The day after the big fight we let everyone out into the pasture as usual – really just hoping that the extra space would give the boys a chance to cool down and gain some perspective…..Stephen and I being part of the “gaining perspective” crowd ourselves. Things seemed to go ok –  Mini kept his distance for the most part, but Andy was still determined to not loose his new found place in the world. And honestly, I couldn’t blame him.

As the day wore on and grew darker, we waited for all of the chickens to go up to roost. We grabbed our flashlights, walked through the pasture, and opened the coop door. The site that met our eyes made our hearts sink. There were only six chickens on the roost, Mini was no where to be found.

Exile is hard on anyone, but especially hard on a former leader. As we combed the barn and pasture with no success, I eventually saw a little bit of white on the ground next to the fence in a pile of leaves. It was Mini – just laying there. He hadn’t even bothered to go back to the coop for the night, he had simply given up.

We took Mini back to the house, gave him some food, and set him up in the dog crate for the night, hoping he’d have a little more spark by morning.

Spark….looking back these days I rather think I had wished for gracious humility instead of spark.

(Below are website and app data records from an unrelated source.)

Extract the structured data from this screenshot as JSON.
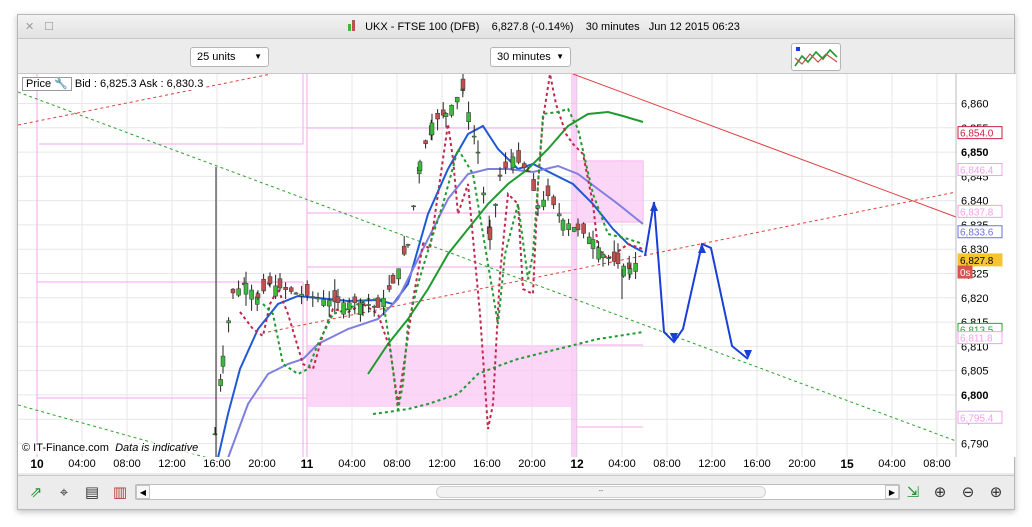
{
  "window": {
    "title": "UKX - FTSE 100 (DFB)",
    "price": "6,827.8 (-0.14%)",
    "interval": "30 minutes",
    "datetime": "Jun 12 2015 06:23",
    "close_glyph": "✕",
    "max_glyph": "☐"
  },
  "toolbar": {
    "units_select": "25 units",
    "interval_select": "30 minutes",
    "dropdown_arrow": "▼"
  },
  "pricebar": {
    "label": "Price",
    "bid_ask": "Bid : 6,825.3 Ask : 6,830.3"
  },
  "copyright": {
    "text": "© IT-Finance.com",
    "note": "Data is indicative"
  },
  "chart_data": {
    "type": "candlestick",
    "ylim": [
      6788,
      6865
    ],
    "y_ticks": [
      "6,860",
      "6,855",
      "6,850",
      "6,845",
      "6,840",
      "6,835",
      "6,830",
      "6,825",
      "6,820",
      "6,815",
      "6,810",
      "6,805",
      "6,800",
      "6,795",
      "6,790"
    ],
    "y_tick_values": [
      6860,
      6855,
      6850,
      6845,
      6840,
      6835,
      6830,
      6825,
      6820,
      6815,
      6810,
      6805,
      6800,
      6795,
      6790
    ],
    "x_ticks": [
      "10",
      "04:00",
      "08:00",
      "12:00",
      "16:00",
      "20:00",
      "11",
      "04:00",
      "08:00",
      "12:00",
      "16:00",
      "20:00",
      "12",
      "04:00",
      "08:00",
      "12:00",
      "16:00",
      "20:00",
      "15",
      "04:00",
      "08:00"
    ],
    "price_tags": [
      {
        "text": "6,854.0",
        "value": 6854.0,
        "color": "#cc1f3a"
      },
      {
        "text": "6,846.4",
        "value": 6846.4,
        "color": "#f4a0ee"
      },
      {
        "text": "6,837.8",
        "value": 6837.8,
        "color": "#f4a0ee"
      },
      {
        "text": "6,833.6",
        "value": 6833.6,
        "color": "#6f6fdf"
      },
      {
        "text": "6,827.8",
        "value": 6827.8,
        "color": "#f7c431"
      },
      {
        "text": "0s",
        "value": 6825.3,
        "color": "#d9534f"
      },
      {
        "text": "6,813.5",
        "value": 6813.5,
        "color": "#28a428"
      },
      {
        "text": "6,811.8",
        "value": 6811.8,
        "color": "#f4a0ee"
      },
      {
        "text": "6,795.4",
        "value": 6795.4,
        "color": "#f4a0ee"
      }
    ],
    "last_price": 6827.8,
    "bid": 6825.3,
    "ask": 6830.3
  },
  "bottombar": {
    "scroll_left": "◀",
    "scroll_right": "▶",
    "thumb": "┅"
  },
  "colors": {
    "bull_candle": "#3cb83c",
    "bear_candle": "#c0504d",
    "ma_fast": "#1f5ad6",
    "ma_slow": "#7f7fe0",
    "ma_long": "#1f9a2f",
    "projection": "#1a3fd6",
    "pivot": "#f4a6ee"
  }
}
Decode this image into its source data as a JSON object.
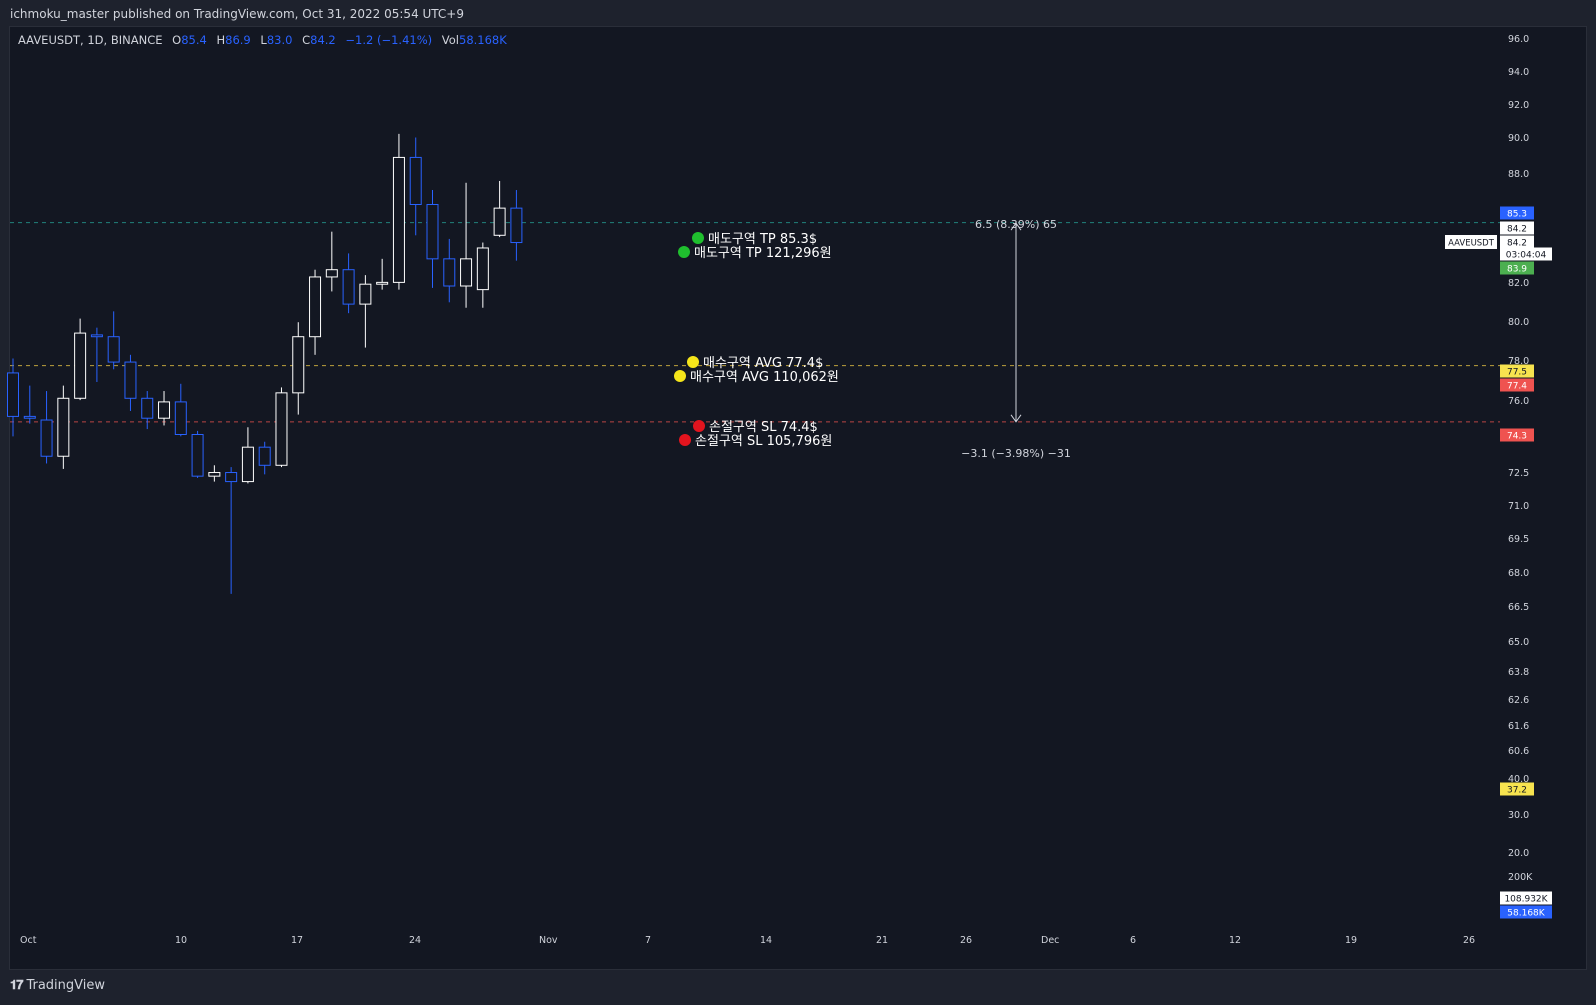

As the weeks progressed, Mini returned back to the coop, and Stephen and I found ourselves spending more and more of our free time doing what we called “chicken therapy.” Andy eventually allowed Mini back into the flock, but he still threw his weight around, literally all 11 pounds of it. Despite the occasional knockabout, things had become more peaceful than even our hopes anticipated.

But, that brings us back to gracious humility…and the wrong rooster’s lack of it.

Andy has really been quite a surprise to us, and in some ways he always has been. He’s done a remarkable job at taking care of the hens and he’s never shown the least amount of aggression towards us – even when we pick him up, which he doesn’t like very much. He’s proved to be both calm and fair minded, sometimes a rare trait in a head rooster.



Mini, on the other hand, is  back to his old self….which means he’s back to biting and flogging, and we are the lucky recipients. It hurts and I don’t like it. I had hoped, perhaps dumbly, that this particular aspect of his personality had changed, but I’m not sure you can break what is inherently part of his genetic makeup.

So, here we are. We have two roosters….and where do we go from here?

I’d like to think that I don’t have an answer to this question, but if I’m being honest I probably do. I’m hurt and disappointed, I want things to be different. I want Mini to feel the same about me as I do about him; but he’s a chicken and he’s not supposed to, and he feels about me exactly the way he should. And that doesn’t make either of us right or wrong….and that is what makes the situation so hard.

So, here we are. We have two roosters….and that’s how it’s going to be for awhile, but probably not how it’s going to be forever. And, just like it took Mini awhile to get his confidence back, it’s going to take me awhile to get used to the fact that it’s not going to be both Mini and Andy forever.